By: Rudyard Kipling (1865-1936)
The Brushwood Boy
The experiences in public school, Sandhurst and military life in India of Major George Cottar together with his adventures in the dream world he discovers and frequents.
By: Alexandre Dumas (1802-1870)
The Count of Monte Cristo
Written by French author Alexandre Dumas, The Count of Monte Cristo follows the life of Edmond Dantes as he embarks on a journey of revenge after being wrongly imprisoned and set up by none other than his so-called friends. Set during the years after the fall of Napoleon’s empire, the story unwinds in several locations including Paris, Marseilles, Rome, Monte Cristo and Constantinople. A handsome young sailor and soon to be ship captain Edmond Dantes seems to have it all in life, as he returns to Marseilles to wed the love of his life and fiancée, the beautiful Mercedes...

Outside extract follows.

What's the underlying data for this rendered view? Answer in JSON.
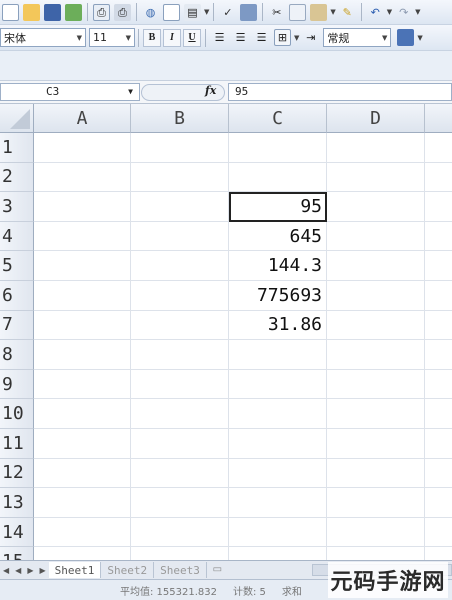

The Three Musketeers
The Three Musketeers follows the adventures of the young Gascon nobleman, D’Artagnan and his three trusted friends who served as musketeers in the king’s regiment – Athos, Porthos & Aramis. Written by Alexandre Dumas, the book was a bestseller during the time of its publication and it remains so even today. It follows the timeless theme of friendship and bravery. The main protagonist of the story is D’Artagnan who travels to Paris to realize his dreams of becoming one of the musketeers for the king...
The Man in the Iron Mask
The Man in the Iron Mask by Alexandre Dumas is part of the novel The Vicomte of Bragelonne: Ten Years After, published in serial form between 1857-50. It is also the last of the D'Artagnan stories written by Dumas and the three musketeers are the real heroes of the story, though the title is given to the man in the iron mask. The story opens with Aramis (one of the musketeers who is now a priest) taking the last confession of a prisoner who is condemned to be executed soon. His confession comes as a thunderbolt to the former musketeer...
Twenty Years After
First serialized from January to August, 1845, Twenty Years After is the second book in The D’Artagnan Romances, and follows the gallant adventures of the musketeers, as they are once again summoned to alleviate the various threats that lurk in the political scene of France, as the country is threatened by a possible uprising. Enriched with exciting and well-developed characters, the novel adds more detail to its familiar characters, as the musketeers have matured and are portrayed in a more introspective light...
The Vicomte De Bragelonne
After The Three Muskateers and Twenty Years After the adventurous story of Athos, Porthos, Aramis and D'Artagnan continues!The Vicomte of Bragelonne: Ten Years Later (French: Le Vicomte de Bragelonne ou Dix ans plus tard) is the last of the Musketeer novels. It is usually divided into four volumes and this first volume contains chapters 1-75.